To assess the utility of this new method of FAF quantification, a comparison with established AMD grading criteria is necessary. Unfortunately, there are no widely accepted criteria for grading alterations in hypofluorescence and hyperfluorescence of FAF images.6,9 The AREDS grading schemes2,17 are based on color fundus photography and are heavily influenced by drusen, which are largely obscured in FAF images by pigment in the overlying RPE, and existing semiautomated techniques of FAF quantification, such as the convex hull method, are only applicable to subjects with GA.14,15 We found the IRA to be robust when compared with subjective retinal specialist grading of FAF images for hypofluorescent and hyperfluorescent changes. This indicates that our method accurately quantifies the expert qualitative assessments on which the clinical severity in FAF imaging is based. Furthermore, we found a strong positive correlation between IRA values and AREDS grade. In this small cohort, we were able to detect statistically significant differences from controls and among AREDS grades. The applicability of our technique to existing FAF data sets is underscored by the fact that the images in this cohort, taken by different photographers, were analyzed retrospectively. For GA, future studies comparing our fully automated measure with existing semiautomated measures may reinforce the validity of all these methods for quantifying advanced AMD.14,15

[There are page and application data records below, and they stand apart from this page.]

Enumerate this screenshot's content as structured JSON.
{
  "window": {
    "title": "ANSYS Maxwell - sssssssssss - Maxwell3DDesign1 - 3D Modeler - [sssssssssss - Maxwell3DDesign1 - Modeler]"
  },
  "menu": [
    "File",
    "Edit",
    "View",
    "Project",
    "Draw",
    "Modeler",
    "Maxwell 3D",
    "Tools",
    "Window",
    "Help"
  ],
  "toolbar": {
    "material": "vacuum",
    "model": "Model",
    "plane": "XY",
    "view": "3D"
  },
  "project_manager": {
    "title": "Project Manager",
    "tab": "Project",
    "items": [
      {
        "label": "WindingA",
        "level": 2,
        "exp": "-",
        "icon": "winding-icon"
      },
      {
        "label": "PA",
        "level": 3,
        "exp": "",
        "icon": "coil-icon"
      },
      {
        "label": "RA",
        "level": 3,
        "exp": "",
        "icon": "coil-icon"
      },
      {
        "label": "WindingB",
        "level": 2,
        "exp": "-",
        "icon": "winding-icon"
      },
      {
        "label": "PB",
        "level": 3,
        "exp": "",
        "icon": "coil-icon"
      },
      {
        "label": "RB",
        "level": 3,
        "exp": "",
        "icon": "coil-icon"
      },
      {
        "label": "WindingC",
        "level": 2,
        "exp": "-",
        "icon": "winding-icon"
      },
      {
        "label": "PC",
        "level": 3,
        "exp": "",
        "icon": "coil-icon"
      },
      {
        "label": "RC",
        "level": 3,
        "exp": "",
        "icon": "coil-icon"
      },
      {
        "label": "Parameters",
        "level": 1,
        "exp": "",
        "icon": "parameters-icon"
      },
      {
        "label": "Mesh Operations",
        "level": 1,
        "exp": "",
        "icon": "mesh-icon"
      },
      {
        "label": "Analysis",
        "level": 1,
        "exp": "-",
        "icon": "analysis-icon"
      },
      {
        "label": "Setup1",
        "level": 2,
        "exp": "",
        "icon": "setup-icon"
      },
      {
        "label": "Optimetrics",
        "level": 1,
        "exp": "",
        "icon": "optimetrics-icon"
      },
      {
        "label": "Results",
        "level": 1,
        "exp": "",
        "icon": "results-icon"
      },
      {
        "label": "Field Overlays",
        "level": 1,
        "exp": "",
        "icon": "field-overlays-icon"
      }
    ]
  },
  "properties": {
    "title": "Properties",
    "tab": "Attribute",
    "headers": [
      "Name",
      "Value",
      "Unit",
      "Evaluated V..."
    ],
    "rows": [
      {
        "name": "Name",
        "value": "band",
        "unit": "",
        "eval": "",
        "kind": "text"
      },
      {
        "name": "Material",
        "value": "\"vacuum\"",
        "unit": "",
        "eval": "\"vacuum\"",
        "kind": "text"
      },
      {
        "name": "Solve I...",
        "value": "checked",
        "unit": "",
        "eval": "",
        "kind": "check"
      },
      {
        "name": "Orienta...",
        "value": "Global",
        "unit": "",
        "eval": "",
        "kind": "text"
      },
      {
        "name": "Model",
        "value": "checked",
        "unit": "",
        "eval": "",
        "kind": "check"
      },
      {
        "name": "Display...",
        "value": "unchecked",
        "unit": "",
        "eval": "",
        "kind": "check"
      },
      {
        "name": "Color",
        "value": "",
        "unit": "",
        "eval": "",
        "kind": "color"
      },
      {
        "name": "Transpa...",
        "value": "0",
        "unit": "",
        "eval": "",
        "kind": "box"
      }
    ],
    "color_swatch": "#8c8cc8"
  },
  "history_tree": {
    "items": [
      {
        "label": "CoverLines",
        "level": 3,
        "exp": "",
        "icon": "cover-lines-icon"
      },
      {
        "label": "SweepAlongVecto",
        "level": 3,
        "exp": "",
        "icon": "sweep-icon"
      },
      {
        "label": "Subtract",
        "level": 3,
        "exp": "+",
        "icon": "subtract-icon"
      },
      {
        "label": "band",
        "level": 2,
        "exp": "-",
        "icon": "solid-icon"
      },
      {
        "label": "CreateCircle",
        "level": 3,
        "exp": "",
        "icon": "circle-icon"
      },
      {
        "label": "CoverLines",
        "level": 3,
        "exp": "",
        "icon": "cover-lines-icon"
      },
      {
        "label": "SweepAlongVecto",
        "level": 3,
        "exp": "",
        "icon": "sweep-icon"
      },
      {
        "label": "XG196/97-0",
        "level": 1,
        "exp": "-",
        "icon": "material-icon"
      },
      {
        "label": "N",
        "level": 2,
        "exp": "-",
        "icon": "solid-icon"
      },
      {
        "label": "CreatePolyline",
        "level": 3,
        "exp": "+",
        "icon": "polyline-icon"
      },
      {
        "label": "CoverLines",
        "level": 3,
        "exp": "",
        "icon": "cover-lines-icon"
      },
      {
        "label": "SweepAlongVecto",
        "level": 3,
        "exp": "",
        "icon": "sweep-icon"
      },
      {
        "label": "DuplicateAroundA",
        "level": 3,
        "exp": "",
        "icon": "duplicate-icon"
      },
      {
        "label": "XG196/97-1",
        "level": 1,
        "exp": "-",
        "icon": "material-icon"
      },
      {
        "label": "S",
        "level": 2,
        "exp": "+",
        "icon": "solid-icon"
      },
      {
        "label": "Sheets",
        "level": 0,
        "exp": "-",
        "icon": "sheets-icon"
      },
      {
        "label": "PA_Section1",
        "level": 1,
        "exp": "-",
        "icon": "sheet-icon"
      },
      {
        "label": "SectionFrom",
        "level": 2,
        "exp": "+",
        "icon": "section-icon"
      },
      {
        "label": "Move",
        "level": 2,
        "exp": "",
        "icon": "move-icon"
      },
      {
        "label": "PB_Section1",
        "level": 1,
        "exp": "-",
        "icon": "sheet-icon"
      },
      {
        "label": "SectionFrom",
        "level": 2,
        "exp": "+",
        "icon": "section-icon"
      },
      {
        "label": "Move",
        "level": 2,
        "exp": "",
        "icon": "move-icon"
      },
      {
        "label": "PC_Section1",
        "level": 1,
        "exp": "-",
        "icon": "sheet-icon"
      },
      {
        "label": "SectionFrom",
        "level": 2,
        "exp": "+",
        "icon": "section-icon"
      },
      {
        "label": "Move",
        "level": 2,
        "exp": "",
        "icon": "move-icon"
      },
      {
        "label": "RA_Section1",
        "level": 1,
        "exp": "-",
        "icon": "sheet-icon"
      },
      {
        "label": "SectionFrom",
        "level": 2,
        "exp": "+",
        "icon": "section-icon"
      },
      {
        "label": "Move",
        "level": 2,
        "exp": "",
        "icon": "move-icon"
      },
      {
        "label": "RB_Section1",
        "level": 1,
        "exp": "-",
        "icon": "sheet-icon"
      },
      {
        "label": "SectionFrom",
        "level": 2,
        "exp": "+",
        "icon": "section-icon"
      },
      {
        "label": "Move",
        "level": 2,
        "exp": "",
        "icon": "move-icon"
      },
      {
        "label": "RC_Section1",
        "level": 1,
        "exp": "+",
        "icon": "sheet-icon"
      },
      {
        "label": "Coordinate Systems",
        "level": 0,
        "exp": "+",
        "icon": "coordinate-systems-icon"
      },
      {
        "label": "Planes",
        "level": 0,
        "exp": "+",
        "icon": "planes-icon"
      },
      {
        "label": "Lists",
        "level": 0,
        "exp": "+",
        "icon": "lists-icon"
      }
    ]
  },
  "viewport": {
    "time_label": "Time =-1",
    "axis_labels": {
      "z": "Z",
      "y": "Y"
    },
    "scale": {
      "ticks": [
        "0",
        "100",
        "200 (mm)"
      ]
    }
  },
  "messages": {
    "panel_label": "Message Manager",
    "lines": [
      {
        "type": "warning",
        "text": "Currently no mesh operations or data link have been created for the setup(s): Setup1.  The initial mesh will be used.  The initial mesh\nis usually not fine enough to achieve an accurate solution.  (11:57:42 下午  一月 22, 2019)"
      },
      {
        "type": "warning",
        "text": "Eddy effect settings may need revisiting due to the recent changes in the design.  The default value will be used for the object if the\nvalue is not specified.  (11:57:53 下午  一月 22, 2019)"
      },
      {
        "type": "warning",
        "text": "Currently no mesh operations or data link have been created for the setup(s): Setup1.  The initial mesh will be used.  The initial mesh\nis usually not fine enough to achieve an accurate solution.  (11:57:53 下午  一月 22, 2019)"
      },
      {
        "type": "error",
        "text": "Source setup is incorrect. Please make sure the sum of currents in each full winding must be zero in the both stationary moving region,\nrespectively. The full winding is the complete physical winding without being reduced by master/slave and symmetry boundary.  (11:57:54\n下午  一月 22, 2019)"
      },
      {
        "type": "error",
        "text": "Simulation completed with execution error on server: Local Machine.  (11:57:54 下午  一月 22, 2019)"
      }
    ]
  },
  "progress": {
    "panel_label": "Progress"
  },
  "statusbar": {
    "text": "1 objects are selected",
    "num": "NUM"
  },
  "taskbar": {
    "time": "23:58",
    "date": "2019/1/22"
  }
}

Our method to quantify FAF images attempts to address limitations that are inherent in clinical imaging of patients. Thus, it incorporates what would be considered limitations in study design, namely image acquisition standardization. Such standardization would include same imager, same photographer, precise focus, consistent gain, identical pupil size, and same lens status. However, such standardization would also render the technique less applicable to clinical practice and FAF research data sets from various clinical settings. Thus, we embrace the theoretical limitations of our study to obtain a practical tool to quantify FAF changes in AMD. This novel technique or a modification thereof may set new standards for identifying and quantifying AMD progression at an earlier stage and better assess the clinical effect of interventions aimed at slowing the progression of this blinding disease.
Corresponding Author: Victor M. Elner, MD, PhD, Kellogg Eye Center, University of Michigan, 1000 Wall St, Ann Arbor, MI 48105 (email@example.com).
Submitted for Publication: November 4, 2012; final revision received January 29, 2013; accepted February 6, 2013.
Published Online: June 20, 2013. doi:10.1001/jamaophthalmol.2013.4014.
Author Contributions: Drs Schachar and Zahid contributed equally to this work.
Conflict of Interest Disclosures: None reported.
Funding/Support: Financial support from Fight for Sight is gratefully acknowledged. Dr Gardner is supported by a Physician Scientist Award from Research to Prevent Blindness and a Taubman Scholar.
Additional Contributions: We thank John Chen, MD, for insight into FAF analysis; Paul Lee, MD, JD, and David Musch, PhD, MPH, for critical appraisal; Shahzad Mian, MD, and Jill Bixler, MD, for recruiting subjects; Kari Branham, MS, CGC; Richard Hackel, MA, CRA, FOPS, Rob Prusak, CRA, Lin Goings, CRA, and Hilary Bernard, CRA, for fundus imaging; and Michelle Cote, MSE, and Anthony Leithauser, BSE, for technical advice.